Reply 10, posted (10 years 12 months 1 day 12 hours ago) and read 5407 times:
About 1000 Il-76 have been built. 48 hull loss accidents have occured. More than half of these involve air force aircraft. Here are the statistics of the crashed aircraft.
13 were shot down
2 Il-76 collided with each other(probably pilot error)
6 were destroyed on the ground(3 by US air raid, 3 by enemy fire)
1 had a fuel shortage
1 overran a wet runway
1 collided with a B747 in India(control/pilot error)
3 were overloaded
1 was destroyed by a typhoon
3 from in-flight fire
12 various crashes on takeoff and apporach because of pilot/control error and bad weather
5 because of mechanical fault
As you can see...out of all those 48 hull loss accidents only 5 are the plane's fault and they operated with airlines that don't really maintain them good. Some of these accidents weren't the Il-76 plane's fault at all like shot down and typhoon and destroyed on ground during raids. 5 out of about 1000 planes due to mechanical fault isn't bad at all. The Il-76 is a very reliable and tough airplane but today alot are flying in unreliable hands which leads to a crash once in a while. Also you mention Cessnas carrying 4 people and Il-76 carrying "alot more". Il-76 is a cargo plane...it really doesn't carry more than 10 people at a time. Also the Il-76 design is from the 1970s and those first produced aircraft probably aren't flying anymore. Il-76s aren't that old for a cargo plane and are still being produced.
Ben From Switzerland, joined Aug 1999, 1391 posts, RR: 50
Reply 13, posted (10 years 12 months 1 day ago) and read 4983 times:
It is not possible to understand these things with an American-centric view.
The world doesn't work like the USA. You really need to go to these places and see the conditions which they are operated in and what they are expected to perform. Then you would understand that 5 (or 48) is really a small number.
ILyushin 76 is an old plane that is not being "properly maintained".
Wow.. you can group more than 1000 aircraft in 20+ countries into such a neat sterotype?
Some are just a year or 2 old... some are more than 20. Some are well maintained, some are not.
It's like me saying that because a 727 crashed in deepest darkest Africa (which they do regularly), that a 727 operated by United Airlines in the USA is automatically unsafe too. After all, Boeings are regularly falling out of the sky, aren't they? Maybe one a month somewhere in the world?
Tcfc424 From United States of America, joined Nov 2003, 518 posts, RR: 2
Reply 15, posted (10 years 12 months 23 hours ago) and read 4846 times:
While I agree with everyone about the fact that the IL-76 is being mistakenly construed in a bad light, I would like to address the issue regarding the Cessna 172's that I saw above. Old age was listed as a reason for the high number of crashes, however no one happened to point out that it is a very widely used pilot training aircraft and therefore has a huge number of pilot error crashes...
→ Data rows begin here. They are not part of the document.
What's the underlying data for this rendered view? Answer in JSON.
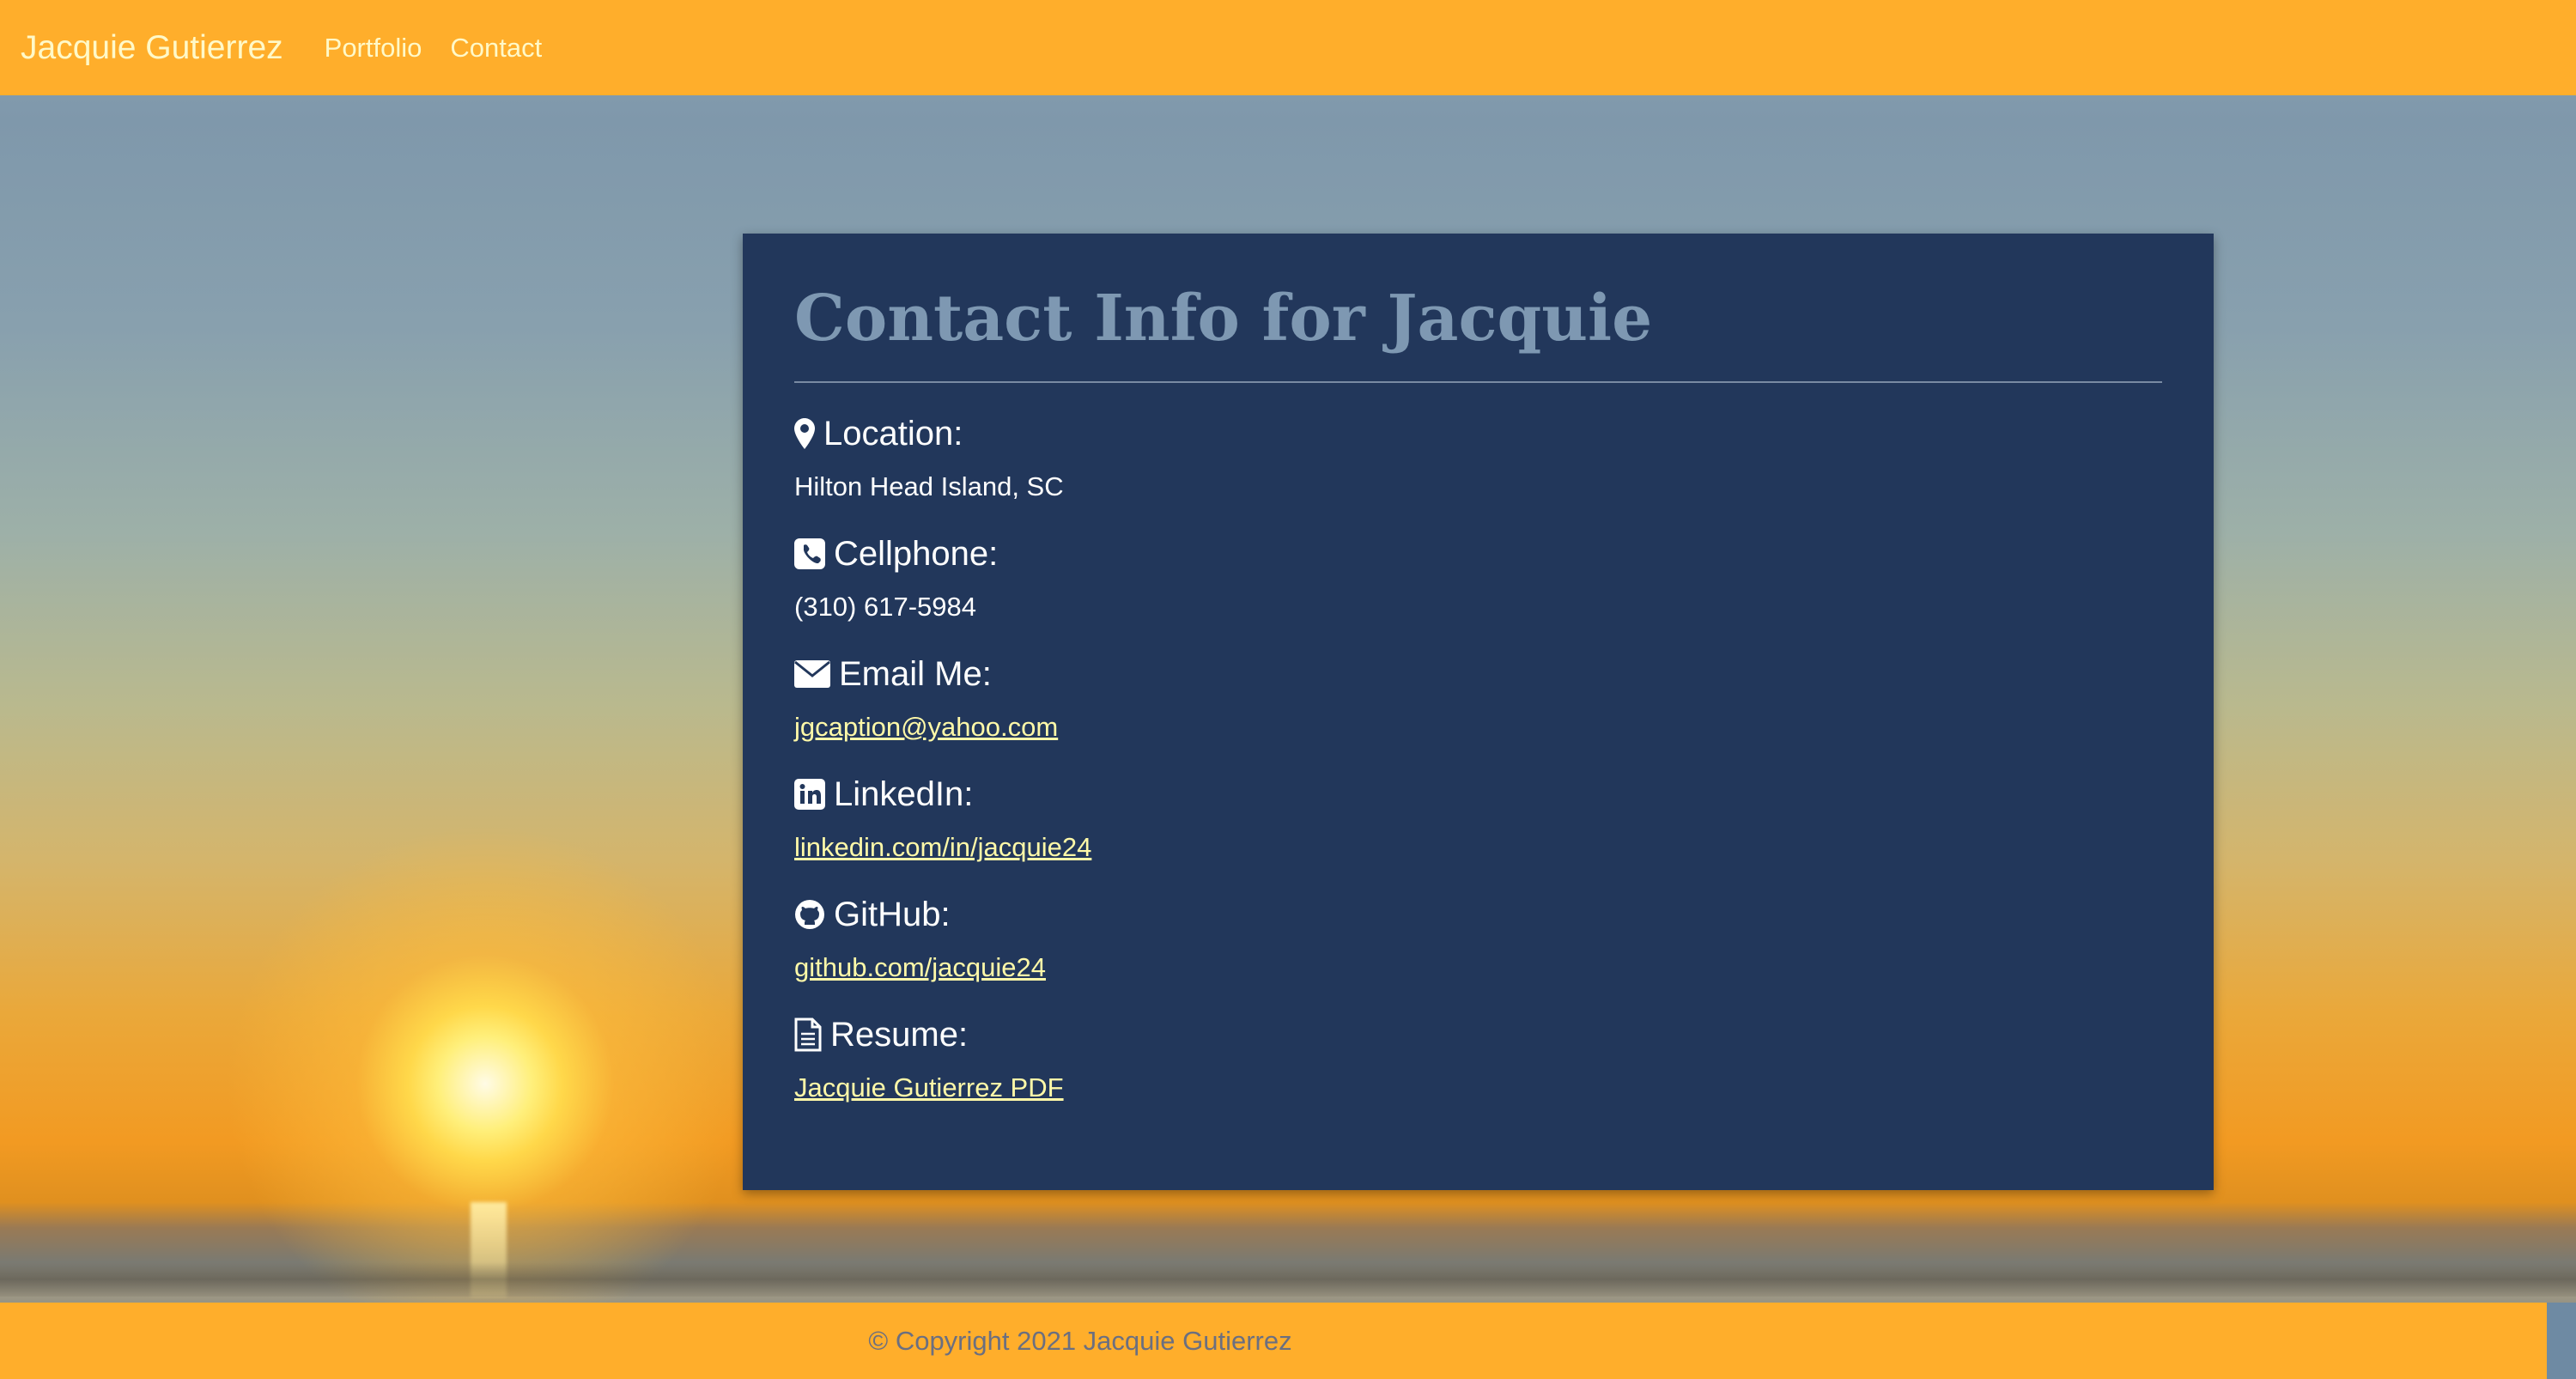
{
  "navbar": {
    "brand": "Jacquie Gutierrez",
    "links": [
      "Portfolio",
      "Contact"
    ]
  },
  "card": {
    "title": "Contact Info for Jacquie",
    "items": [
      {
        "icon": "map-marker-icon",
        "label": "Location:",
        "value": "Hilton Head Island, SC",
        "is_link": false
      },
      {
        "icon": "phone-icon",
        "label": "Cellphone:",
        "value": "(310) 617-5984",
        "is_link": false
      },
      {
        "icon": "envelope-icon",
        "label": "Email Me:",
        "value": "jgcaption@yahoo.com",
        "is_link": true
      },
      {
        "icon": "linkedin-icon",
        "label": "LinkedIn:",
        "value": "linkedin.com/in/jacquie24",
        "is_link": true
      },
      {
        "icon": "github-icon",
        "label": "GitHub:",
        "value": "github.com/jacquie24",
        "is_link": true
      },
      {
        "icon": "file-icon",
        "label": "Resume:",
        "value": "Jacquie Gutierrez PDF",
        "is_link": true
      }
    ]
  },
  "footer": {
    "copyright": "© Copyright 2021 Jacquie Gutierrez"
  },
  "colors": {
    "navbar": "#ffae2b",
    "nav_text": "#fff9c8",
    "card_bg": "#22375b",
    "title": "#7e98b2",
    "link": "#fff9a8",
    "footer_text": "#6b6f80"
  }
}
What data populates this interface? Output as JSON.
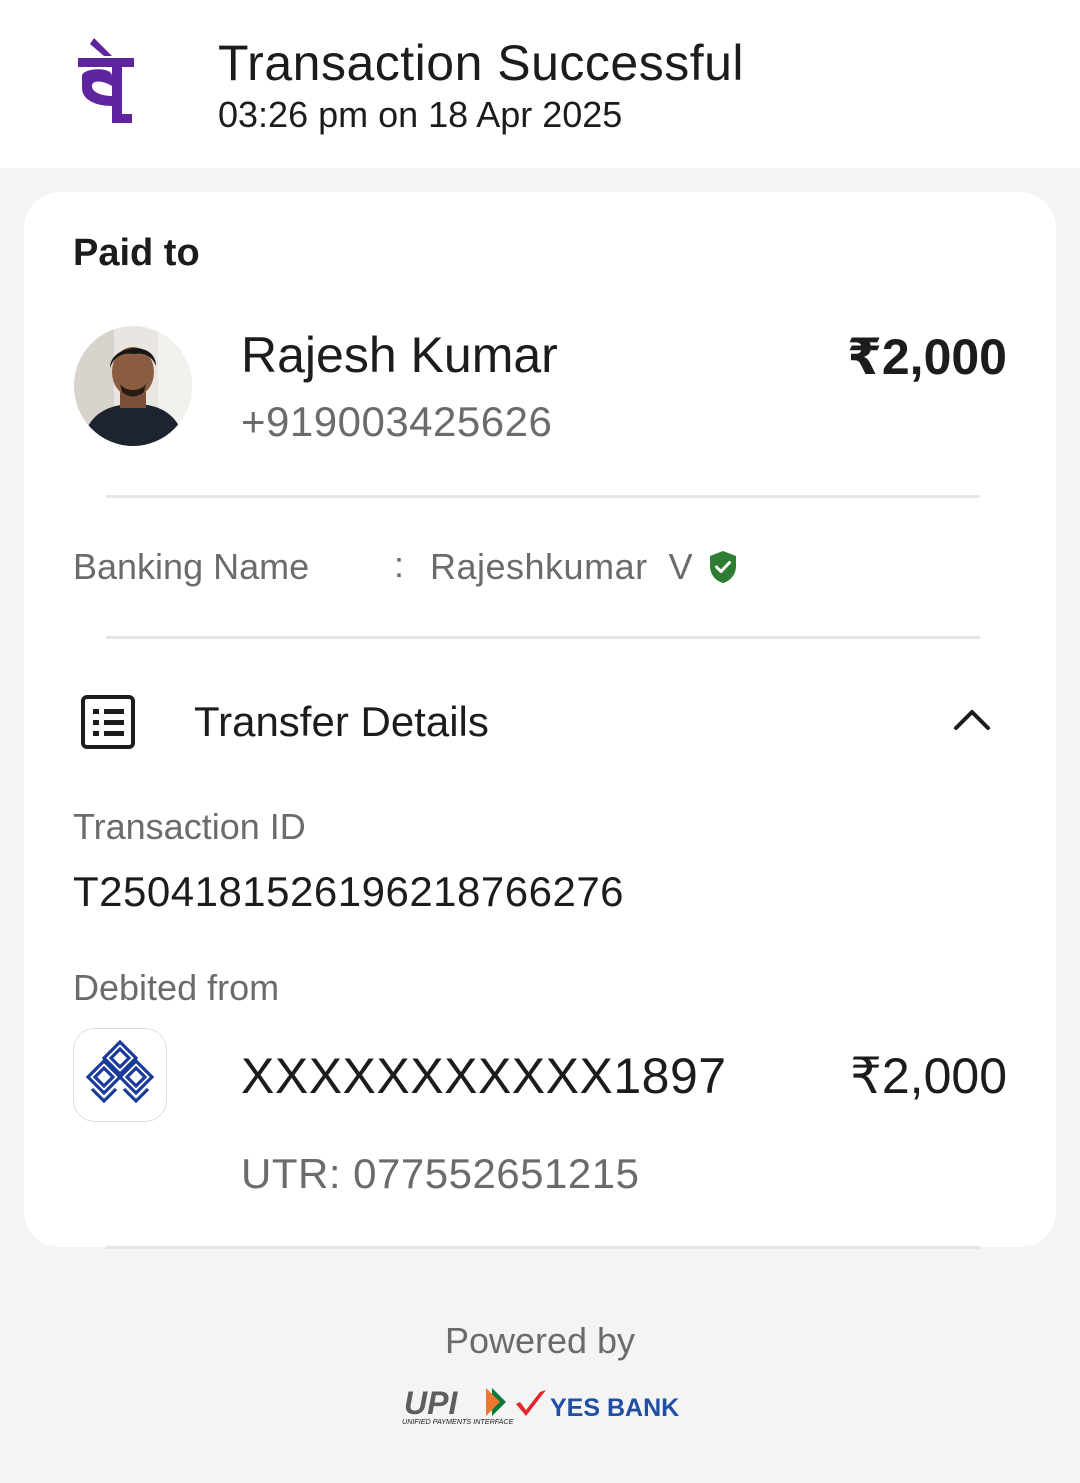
{
  "header": {
    "title": "Transaction Successful",
    "timestamp": "03:26 pm on 18 Apr 2025",
    "logo_icon": "phonepe-logo",
    "brand_color": "#5f259f"
  },
  "payee": {
    "section_title": "Paid to",
    "name": "Rajesh Kumar",
    "phone": "+919003425626",
    "amount": "₹2,000"
  },
  "banking": {
    "label": "Banking Name",
    "separator": ":",
    "name": "Rajeshkumar  V",
    "verified_icon": "verified-shield-icon",
    "verified_color": "#2e7d32"
  },
  "transfer": {
    "title": "Transfer Details",
    "icon": "receipt-list-icon",
    "toggle_icon": "chevron-up-icon",
    "transaction_id_label": "Transaction ID",
    "transaction_id": "T2504181526196218766276",
    "debited_from_label": "Debited from",
    "account": "XXXXXXXXXXX1897",
    "debit_amount": "₹2,000",
    "utr": "UTR: 077552651215",
    "bank_logo_icon": "bank-logo-icon"
  },
  "footer": {
    "powered_by": "Powered by",
    "upi_logo_text": "UPI",
    "upi_subtext": "UNIFIED PAYMENTS INTERFACE",
    "partner_bank": "YES BANK"
  }
}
Russophile From , joined Dec 1969, posts, RR:
Reply 18, posted (10 years 12 months 19 hours ago) and read 4511 times:
Geez. I was simply making an observation that it seems like a lot of Russian built aircraft are falling out of the skies lately.
Like I replied to someone else on another thread -- 1 Yak-40 and 1 Il-76 since the beginning of this year.
How many Boeings, Airbuses, etc have crashed since then?
There is a general underlying hatred and distrust of all things Soviet in these forums -- we don't see threads every day on "Is the DC-10 a deathtrap" -- "Is the A320 a deathtrap" -- "Is the 737 a deathtrap" -- well actually, to some extent there are these threads, but they generally are backed up with some facts -- but when discussing Russian aviation it is simply enough to say the word "Russian" or "Soviet" and it is automatically assumed they are unsafe.